_Task_.
Bring together all lines from the listing below that contain the string "전기공사".

_Extracted entries_.
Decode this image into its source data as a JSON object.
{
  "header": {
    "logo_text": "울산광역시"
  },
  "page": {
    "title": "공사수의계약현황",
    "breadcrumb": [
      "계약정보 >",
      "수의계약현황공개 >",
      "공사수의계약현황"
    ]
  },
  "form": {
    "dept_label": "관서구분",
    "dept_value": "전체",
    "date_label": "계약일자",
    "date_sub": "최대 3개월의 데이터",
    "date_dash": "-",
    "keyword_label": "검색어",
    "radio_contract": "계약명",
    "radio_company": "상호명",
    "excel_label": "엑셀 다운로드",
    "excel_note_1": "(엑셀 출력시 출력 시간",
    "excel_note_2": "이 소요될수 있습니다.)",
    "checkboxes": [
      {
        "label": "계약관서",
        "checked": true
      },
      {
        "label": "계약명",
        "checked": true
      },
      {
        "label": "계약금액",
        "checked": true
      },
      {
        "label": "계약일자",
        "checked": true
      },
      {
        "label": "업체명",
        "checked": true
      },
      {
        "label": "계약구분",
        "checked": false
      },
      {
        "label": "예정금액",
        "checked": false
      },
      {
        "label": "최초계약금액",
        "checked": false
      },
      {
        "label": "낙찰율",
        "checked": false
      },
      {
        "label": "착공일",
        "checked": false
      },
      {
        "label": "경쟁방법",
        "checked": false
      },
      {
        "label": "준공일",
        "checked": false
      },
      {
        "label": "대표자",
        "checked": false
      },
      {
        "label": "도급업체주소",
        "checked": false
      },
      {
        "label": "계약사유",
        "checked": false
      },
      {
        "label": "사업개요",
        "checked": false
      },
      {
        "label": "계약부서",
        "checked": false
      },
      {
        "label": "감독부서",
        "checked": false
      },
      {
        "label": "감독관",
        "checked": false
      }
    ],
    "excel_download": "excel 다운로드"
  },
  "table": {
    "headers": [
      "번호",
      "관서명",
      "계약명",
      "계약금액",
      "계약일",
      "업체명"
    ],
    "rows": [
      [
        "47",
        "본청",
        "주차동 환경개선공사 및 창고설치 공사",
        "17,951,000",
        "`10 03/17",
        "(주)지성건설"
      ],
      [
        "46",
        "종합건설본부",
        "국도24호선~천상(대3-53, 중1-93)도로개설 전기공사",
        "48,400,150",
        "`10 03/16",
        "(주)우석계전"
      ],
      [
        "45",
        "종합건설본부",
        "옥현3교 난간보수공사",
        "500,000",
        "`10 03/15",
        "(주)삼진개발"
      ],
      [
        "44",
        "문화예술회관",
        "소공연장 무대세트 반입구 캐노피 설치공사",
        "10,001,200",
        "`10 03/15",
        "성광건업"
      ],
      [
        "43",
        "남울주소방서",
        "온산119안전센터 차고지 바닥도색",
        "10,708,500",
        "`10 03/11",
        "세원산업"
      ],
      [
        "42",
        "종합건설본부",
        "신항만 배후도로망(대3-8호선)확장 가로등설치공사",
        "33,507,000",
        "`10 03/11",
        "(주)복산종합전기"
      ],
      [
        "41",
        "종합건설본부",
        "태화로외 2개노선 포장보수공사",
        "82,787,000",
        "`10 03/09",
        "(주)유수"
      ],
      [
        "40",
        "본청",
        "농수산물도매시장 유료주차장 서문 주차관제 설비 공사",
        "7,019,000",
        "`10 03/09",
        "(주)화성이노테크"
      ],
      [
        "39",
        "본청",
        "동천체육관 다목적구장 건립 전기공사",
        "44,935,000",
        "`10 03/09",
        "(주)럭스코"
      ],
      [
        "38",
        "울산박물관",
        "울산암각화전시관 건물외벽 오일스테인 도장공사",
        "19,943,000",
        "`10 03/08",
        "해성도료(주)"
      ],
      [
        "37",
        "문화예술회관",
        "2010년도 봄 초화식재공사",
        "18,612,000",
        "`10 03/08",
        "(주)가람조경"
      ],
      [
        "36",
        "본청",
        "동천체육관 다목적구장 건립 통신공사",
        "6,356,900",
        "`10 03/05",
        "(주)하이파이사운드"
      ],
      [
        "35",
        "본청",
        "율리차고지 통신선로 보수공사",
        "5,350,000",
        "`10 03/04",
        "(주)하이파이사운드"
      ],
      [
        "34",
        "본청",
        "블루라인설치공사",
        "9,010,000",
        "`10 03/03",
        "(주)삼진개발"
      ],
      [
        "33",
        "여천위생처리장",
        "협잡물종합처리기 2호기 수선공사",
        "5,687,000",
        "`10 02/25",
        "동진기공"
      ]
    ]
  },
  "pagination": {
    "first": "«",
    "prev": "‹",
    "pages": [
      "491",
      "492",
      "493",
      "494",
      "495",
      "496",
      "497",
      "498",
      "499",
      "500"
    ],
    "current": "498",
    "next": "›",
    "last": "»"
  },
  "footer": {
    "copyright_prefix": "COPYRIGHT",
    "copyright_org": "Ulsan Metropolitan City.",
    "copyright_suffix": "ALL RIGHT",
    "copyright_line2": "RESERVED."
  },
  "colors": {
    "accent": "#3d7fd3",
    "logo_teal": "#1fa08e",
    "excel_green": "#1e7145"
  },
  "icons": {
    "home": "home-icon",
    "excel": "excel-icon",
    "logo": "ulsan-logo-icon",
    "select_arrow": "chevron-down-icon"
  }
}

_Task answer_.
        "국도24호선~천상(대3-53, 중1-93)도로개설 전기공사",
        "동천체육관 다목적구장 건립 전기공사",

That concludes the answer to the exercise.